Entries from a dataset of interfaces:
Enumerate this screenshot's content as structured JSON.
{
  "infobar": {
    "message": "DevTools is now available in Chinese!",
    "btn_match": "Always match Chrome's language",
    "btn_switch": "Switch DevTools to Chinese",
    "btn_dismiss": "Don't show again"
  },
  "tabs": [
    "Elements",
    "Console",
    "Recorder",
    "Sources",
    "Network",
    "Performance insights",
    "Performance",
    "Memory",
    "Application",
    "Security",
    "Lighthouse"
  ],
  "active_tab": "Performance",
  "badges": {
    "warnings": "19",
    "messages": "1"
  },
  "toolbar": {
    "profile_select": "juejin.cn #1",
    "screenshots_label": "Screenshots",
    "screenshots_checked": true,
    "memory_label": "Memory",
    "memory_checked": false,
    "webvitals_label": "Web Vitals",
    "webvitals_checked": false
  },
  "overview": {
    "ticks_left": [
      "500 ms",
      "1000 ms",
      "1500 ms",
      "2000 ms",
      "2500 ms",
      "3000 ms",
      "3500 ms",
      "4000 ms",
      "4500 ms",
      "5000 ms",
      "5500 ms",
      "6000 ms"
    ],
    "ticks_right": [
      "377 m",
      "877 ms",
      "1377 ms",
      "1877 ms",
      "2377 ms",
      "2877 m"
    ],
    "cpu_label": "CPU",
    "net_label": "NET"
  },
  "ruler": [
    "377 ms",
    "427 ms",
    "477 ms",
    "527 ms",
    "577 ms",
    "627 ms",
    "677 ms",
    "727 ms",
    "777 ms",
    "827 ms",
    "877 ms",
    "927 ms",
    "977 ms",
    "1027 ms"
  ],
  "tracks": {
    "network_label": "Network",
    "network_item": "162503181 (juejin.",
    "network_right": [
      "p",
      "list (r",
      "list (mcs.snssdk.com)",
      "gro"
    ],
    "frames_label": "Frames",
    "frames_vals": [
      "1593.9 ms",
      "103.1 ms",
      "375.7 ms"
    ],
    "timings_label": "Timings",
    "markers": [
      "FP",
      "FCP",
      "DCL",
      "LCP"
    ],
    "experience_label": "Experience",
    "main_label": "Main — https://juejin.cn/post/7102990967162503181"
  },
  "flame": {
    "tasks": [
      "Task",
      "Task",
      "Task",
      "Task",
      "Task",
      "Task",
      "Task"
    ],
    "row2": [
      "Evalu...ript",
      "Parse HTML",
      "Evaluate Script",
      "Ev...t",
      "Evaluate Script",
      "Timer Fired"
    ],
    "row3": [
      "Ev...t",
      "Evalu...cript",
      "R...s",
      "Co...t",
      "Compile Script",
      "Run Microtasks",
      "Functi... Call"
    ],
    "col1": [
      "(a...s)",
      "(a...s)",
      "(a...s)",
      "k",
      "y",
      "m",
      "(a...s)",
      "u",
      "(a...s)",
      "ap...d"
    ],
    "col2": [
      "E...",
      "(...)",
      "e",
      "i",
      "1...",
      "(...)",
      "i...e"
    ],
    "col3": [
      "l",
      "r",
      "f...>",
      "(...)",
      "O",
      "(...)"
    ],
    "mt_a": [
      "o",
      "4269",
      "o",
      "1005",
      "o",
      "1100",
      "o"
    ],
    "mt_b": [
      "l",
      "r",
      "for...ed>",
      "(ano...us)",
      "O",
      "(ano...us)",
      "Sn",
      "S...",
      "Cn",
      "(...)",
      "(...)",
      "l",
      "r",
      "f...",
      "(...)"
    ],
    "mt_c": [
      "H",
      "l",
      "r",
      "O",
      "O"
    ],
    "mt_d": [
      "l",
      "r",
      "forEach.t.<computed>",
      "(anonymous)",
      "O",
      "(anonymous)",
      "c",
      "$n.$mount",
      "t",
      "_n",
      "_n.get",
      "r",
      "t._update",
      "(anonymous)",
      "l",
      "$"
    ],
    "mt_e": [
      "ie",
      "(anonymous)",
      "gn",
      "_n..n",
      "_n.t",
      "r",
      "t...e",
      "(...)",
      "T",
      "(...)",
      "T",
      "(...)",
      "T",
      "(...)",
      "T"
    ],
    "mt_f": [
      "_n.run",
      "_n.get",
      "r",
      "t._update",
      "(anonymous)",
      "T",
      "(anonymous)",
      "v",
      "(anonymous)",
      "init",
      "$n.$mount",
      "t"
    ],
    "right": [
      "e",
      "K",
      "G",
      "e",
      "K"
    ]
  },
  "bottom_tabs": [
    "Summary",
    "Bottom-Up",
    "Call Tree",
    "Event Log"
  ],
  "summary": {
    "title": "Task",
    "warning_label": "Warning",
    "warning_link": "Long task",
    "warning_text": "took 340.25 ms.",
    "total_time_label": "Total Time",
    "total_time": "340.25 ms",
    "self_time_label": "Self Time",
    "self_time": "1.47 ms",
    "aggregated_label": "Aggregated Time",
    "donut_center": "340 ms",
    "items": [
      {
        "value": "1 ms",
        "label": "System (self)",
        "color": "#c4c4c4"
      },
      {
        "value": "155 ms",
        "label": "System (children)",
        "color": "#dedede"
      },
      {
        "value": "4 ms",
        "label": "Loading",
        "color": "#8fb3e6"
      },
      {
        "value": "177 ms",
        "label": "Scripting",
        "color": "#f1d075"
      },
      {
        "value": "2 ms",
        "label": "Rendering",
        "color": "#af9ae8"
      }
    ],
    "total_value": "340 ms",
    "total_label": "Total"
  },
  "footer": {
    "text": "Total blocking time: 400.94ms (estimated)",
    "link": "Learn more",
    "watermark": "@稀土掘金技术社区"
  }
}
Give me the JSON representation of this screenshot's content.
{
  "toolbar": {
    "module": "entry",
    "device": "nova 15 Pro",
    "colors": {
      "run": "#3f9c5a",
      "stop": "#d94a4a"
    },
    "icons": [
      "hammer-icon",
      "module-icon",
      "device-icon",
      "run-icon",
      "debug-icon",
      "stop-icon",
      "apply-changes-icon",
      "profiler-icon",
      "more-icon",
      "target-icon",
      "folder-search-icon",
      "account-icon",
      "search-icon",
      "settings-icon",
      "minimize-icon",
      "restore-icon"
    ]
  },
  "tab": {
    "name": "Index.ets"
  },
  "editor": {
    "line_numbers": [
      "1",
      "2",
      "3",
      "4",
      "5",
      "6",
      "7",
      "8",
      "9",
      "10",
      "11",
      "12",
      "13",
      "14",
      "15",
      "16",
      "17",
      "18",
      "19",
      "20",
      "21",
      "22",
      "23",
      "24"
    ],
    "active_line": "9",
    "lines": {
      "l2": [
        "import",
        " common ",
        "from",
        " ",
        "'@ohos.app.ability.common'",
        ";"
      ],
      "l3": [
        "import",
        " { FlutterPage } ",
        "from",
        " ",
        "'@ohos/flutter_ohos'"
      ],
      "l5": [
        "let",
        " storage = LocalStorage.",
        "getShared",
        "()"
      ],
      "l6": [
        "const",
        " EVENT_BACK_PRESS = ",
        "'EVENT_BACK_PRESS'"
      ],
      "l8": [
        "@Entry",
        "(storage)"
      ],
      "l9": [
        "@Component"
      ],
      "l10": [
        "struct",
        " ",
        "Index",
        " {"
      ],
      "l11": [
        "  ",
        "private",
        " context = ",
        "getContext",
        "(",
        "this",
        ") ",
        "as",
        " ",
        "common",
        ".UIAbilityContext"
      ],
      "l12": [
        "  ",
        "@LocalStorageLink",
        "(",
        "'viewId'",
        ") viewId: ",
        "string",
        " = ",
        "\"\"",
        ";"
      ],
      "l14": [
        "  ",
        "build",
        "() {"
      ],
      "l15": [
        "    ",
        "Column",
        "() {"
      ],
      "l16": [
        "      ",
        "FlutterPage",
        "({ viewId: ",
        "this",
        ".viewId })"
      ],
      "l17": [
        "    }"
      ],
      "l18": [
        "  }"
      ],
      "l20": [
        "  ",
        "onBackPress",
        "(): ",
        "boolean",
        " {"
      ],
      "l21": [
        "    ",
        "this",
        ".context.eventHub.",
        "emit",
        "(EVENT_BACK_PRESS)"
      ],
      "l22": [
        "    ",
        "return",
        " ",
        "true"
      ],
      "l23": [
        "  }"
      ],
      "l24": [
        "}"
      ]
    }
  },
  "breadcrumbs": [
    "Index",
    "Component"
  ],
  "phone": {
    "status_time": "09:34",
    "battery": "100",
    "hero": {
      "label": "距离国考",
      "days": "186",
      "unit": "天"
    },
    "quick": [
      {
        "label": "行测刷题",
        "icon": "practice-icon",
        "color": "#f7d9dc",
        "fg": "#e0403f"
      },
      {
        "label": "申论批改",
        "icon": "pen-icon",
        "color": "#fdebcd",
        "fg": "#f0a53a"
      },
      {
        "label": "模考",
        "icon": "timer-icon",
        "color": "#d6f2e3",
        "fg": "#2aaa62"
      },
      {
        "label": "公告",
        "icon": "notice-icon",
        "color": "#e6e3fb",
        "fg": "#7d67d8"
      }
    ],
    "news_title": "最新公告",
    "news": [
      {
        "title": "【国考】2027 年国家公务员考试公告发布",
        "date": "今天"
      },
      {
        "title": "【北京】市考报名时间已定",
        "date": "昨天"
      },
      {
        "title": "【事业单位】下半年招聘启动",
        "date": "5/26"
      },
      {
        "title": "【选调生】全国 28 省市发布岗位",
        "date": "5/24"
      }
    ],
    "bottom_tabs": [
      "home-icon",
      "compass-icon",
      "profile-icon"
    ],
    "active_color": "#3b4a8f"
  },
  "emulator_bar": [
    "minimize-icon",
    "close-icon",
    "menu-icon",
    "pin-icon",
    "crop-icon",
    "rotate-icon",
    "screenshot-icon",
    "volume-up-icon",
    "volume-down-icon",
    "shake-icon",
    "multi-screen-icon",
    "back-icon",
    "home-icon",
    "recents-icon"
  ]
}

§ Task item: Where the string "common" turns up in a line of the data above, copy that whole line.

§ Answer to this problem:
        " common ",
        "'@ohos.app.ability.common'",
        "common",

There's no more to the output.